Moreover, they were able to reactivate more customers and to prevent churn at the same time. The value of the customer increased as they successfully exploited upselling and cross-selling opportunities. Customer satisfaction also improved due to a high-level of customer personalisation in terms of offers. Customers were not receiving irrelevant messages with offers for products they were unlikely to buy, which generally improved the customer experience.12
Furthermore, it is said that the response to Amazon’s buying suggestions, which are based on predictive analytics, generate an additional 10% to 30% in revenue for the business.13
Predictive Analytics can help you to understand your customers better and allows you to focus your budget and resources only on those that will buy. Getting started is easy. Many of the tools now available integrate easily within your existing marketing need. All you need is baseline data from your marketing and sales team.
1 Marketing Land: Exploring The Cutting-Edge: Predictive Marketing Analytics
2 PCMag UK: Predictive Analytics, Big Data, and How to Make Them Work for You
3 HubSpot: Is Predictive Intelligence the Future of B2B Marketing?
4 PCMag UK: Predictive Analytics, Big Data, and How to Make Them Work for You

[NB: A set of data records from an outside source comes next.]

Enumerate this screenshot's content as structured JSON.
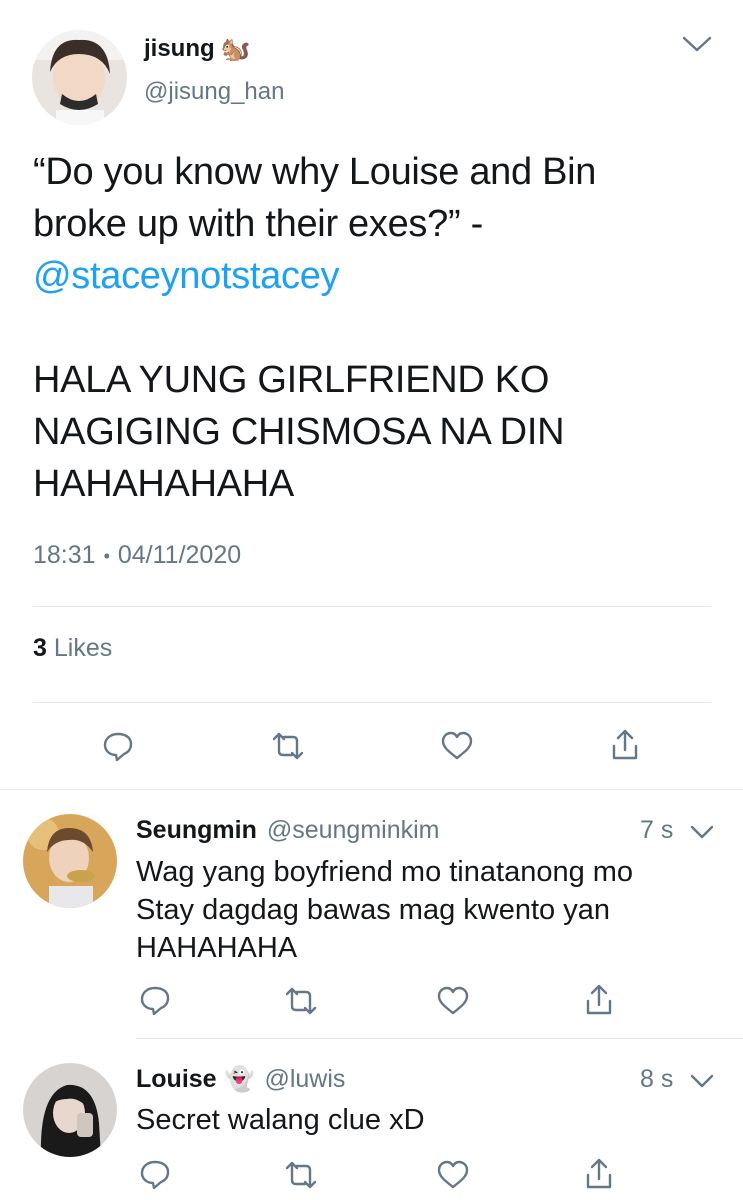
{
  "tweet": {
    "name": "jisung",
    "name_emoji": "🐿️",
    "handle": "@jisung_han",
    "text_line1": "“Do you know why Louise and Bin",
    "text_line2": "broke up with their exes?” -",
    "mention": "@staceynotstacey",
    "caps_line1": "HALA YUNG GIRLFRIEND KO",
    "caps_line2": "NAGIGING CHISMOSA NA DIN",
    "caps_line3": "HAHAHAHAHA",
    "time": "18:31",
    "separator": "•",
    "date": "04/11/2020",
    "likes_count": "3",
    "likes_label": "Likes"
  },
  "replies": [
    {
      "name": "Seungmin",
      "handle": "@seungminkim",
      "time": "7 s",
      "lines": [
        "Wag yang boyfriend mo tinatanong mo",
        "Stay dagdag bawas mag kwento yan",
        "HAHAHAHA"
      ]
    },
    {
      "name": "Louise",
      "name_emoji": "👻",
      "handle": "@luwis",
      "time": "8 s",
      "lines": [
        "Secret walang clue xD"
      ]
    }
  ],
  "icons": {
    "reply": "speech-bubble",
    "retweet": "retweet-arrows",
    "like": "heart",
    "share": "share-arrow-up",
    "menu": "chevron-down"
  },
  "colors": {
    "accent": "#1da1f2",
    "secondary_text": "#657786",
    "divider": "#e1e8ed"
  }
}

5 Forbes: How Marketers Are Driving Growth Through Personalized Content
6 The Drum: Push or Pull? Create personalized content at its inception to pull in potential customers
7 HubSpot: Is Predictive Intelligence the Future of B2B Marketing?
8 PCMag UK: Predictive Analytics, Big Data, and How to Make Them Work for You
9 Marketing Land: Exploring The Cutting-Edge: Predictive Marketing Analytics
10 Forbes Insights: Why You Should be Using Predictive Analytics
11 IBM Communications: XO Communications takes control of customer satisfaction